Rowan Petty is a conman down on his luck. He's flat broke, living out of cheap hotels, and wondering how it all went wrong. His car quits on him in Reno, and he takes a job there on the bottom rung of a lousy phone scam. When he's not swindling lonely widows, he tries to turn nickels into dimes at the poker table.
One snowy night, he crosses paths with a sweet-talking hooker who's tired of the streets, and sparks fly. When an old friend of his turns up spreading a rumor about two million dollars in army money smuggled out of Afghanistan and stashed in an apartment in Los Angeles, it seems like a chance at the score of a lifetime. So Petty and the hooker head south, and straight into trouble.
A wounded vet, a washed-up actor, and Petty's estranged daughter are all players in the dangerous game they find themselves caught up in. For the winner: a fortune. For the loser: a bullet to the head. Propulsive, suspenseful, and written with a searing lyricism, The Smack shows once again that "Lange is a writer firing on all cylinders who belongs in the top tier of novelists working today" ( Omaha World-Herald).

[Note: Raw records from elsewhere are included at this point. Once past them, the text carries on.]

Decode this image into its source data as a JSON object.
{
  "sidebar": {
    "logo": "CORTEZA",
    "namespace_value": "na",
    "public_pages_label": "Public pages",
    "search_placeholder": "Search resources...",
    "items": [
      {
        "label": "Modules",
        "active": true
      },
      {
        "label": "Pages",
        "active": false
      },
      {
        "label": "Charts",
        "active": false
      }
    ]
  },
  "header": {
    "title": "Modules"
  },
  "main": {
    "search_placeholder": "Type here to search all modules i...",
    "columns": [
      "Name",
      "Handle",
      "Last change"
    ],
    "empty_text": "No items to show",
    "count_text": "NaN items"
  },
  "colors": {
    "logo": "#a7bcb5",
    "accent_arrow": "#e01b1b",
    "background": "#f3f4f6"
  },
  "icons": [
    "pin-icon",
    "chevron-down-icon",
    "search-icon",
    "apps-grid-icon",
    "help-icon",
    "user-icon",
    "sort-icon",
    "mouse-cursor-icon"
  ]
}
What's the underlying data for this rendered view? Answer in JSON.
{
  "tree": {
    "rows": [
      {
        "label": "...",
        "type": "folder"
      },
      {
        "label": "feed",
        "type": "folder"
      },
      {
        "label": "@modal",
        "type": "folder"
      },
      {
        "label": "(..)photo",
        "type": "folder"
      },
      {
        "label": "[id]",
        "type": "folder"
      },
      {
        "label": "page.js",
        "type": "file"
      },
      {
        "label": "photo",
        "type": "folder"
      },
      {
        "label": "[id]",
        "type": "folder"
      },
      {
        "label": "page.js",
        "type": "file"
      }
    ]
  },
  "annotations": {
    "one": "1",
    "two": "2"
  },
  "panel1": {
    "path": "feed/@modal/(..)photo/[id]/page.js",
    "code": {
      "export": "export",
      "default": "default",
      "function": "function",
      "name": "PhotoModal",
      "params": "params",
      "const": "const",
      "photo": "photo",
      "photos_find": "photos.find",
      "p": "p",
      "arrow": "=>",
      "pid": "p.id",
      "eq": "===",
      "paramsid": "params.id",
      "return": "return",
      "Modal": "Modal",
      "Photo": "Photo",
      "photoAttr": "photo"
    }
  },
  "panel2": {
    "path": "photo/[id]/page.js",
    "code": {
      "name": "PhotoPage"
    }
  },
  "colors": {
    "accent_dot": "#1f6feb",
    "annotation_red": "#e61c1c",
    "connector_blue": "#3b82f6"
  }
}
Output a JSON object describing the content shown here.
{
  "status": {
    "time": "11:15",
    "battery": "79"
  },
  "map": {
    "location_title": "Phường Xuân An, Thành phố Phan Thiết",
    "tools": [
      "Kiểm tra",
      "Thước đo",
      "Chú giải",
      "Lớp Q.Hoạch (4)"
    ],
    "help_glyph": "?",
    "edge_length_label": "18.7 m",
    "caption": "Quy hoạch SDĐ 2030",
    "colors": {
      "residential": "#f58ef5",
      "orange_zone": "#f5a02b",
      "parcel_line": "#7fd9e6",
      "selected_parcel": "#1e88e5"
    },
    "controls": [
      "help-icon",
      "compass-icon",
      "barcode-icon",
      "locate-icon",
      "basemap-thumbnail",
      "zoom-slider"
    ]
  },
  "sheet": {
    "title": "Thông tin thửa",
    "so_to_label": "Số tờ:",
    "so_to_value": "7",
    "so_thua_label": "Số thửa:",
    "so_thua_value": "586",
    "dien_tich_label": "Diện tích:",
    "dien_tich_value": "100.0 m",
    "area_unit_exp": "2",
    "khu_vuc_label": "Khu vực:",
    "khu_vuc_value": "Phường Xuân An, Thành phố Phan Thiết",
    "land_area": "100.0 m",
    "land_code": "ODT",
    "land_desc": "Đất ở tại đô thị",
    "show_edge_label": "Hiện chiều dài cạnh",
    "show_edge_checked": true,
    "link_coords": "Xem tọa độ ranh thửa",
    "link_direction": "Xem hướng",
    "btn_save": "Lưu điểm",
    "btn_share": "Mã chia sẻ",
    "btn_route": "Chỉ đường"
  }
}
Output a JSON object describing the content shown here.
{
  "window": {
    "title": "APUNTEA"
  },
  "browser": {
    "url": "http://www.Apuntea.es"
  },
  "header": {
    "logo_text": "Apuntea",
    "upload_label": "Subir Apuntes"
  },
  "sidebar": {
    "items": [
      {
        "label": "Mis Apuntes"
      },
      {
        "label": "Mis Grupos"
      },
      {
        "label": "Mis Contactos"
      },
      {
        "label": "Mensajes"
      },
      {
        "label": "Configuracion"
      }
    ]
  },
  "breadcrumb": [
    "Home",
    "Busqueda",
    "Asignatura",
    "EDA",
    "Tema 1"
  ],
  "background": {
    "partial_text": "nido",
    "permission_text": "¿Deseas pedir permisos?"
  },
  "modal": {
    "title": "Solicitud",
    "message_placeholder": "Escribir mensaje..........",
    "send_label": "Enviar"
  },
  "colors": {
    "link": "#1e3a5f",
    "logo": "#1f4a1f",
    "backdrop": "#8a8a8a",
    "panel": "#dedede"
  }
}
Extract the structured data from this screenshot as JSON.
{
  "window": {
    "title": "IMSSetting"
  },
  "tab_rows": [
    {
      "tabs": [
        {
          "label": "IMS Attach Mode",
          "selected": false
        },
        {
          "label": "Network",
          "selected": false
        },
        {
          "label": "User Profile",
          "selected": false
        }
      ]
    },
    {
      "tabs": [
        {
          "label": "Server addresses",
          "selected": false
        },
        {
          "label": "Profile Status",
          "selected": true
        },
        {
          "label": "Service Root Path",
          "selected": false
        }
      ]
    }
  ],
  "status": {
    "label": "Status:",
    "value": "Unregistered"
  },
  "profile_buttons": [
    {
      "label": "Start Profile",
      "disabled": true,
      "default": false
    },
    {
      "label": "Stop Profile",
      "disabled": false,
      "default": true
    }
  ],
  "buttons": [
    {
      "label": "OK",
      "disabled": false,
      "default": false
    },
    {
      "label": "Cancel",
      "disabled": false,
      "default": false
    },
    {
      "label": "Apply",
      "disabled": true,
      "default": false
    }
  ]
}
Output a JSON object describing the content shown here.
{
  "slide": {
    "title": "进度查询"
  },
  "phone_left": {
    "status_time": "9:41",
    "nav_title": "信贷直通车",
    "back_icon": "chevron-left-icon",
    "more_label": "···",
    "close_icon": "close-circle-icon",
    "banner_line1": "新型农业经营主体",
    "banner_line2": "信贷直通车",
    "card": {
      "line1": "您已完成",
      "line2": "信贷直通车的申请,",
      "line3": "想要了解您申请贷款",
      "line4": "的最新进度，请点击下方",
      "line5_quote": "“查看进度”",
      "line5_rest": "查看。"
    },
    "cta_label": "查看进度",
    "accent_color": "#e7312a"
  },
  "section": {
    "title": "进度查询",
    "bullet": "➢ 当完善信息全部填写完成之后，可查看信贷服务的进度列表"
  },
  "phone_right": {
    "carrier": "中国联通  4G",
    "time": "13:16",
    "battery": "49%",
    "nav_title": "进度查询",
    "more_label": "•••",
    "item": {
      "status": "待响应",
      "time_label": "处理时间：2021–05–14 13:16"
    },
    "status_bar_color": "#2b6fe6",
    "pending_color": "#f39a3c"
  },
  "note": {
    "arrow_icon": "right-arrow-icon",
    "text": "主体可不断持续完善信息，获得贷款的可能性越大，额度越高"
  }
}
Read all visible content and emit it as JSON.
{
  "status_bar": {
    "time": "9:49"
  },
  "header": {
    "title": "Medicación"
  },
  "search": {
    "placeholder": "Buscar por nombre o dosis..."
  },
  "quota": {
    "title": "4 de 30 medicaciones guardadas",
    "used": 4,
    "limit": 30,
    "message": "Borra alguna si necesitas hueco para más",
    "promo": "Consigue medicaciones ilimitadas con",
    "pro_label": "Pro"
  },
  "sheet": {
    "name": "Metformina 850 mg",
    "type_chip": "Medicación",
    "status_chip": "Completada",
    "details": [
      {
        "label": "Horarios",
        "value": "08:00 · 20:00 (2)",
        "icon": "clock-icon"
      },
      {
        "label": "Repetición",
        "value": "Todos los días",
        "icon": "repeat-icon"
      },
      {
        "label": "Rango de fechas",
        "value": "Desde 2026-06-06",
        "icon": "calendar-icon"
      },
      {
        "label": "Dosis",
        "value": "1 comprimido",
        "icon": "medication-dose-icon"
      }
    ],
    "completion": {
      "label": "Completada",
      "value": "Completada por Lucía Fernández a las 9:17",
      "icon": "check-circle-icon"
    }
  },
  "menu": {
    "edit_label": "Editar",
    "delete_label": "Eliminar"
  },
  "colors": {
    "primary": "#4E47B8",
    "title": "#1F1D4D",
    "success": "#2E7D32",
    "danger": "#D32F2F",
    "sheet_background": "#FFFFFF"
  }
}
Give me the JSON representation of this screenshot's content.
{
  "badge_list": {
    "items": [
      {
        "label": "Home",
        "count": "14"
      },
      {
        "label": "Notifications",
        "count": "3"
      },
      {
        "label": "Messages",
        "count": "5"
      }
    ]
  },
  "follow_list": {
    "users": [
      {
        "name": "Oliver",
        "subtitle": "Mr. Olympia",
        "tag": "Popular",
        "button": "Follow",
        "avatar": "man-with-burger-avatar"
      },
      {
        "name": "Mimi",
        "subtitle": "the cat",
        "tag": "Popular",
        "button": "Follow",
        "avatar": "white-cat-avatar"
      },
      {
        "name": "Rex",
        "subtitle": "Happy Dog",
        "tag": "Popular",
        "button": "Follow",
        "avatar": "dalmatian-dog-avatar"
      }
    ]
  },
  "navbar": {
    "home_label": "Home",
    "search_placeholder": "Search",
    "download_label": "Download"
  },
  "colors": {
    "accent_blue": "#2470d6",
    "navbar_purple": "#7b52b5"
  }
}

Career con artist Rowan Petty has run out of luck in this gritty, poignant crime novel from Hammett Prize winner Lange (Angel Baby). Living out of a hotel in Reno, Nev., Petty is down to his last five grand and trying to stay afloat working various phone scams for chump change. When an older criminal colleague approaches Petty with a story he heard in prison about $2 million in stolen army money smuggled out of Afghanistan into L.A., Petty is just desperate enough to take the bait. Accompanied by a down-on-her-luck prostitute who calls herself Tinafey, Petty heads to California. Things get complicated and violent quickly, as Petty discovers that he isn't the only one looking for the stolen cash. Meanwhile, he makes contact with his estranged daughter, whose life has taken a difficult turn. Lange is a master at writing about characters on the margins of society and humanizing outcasts and misfits, and he manages to capture the surreal culture of Los Angeles in all its contradictory glory.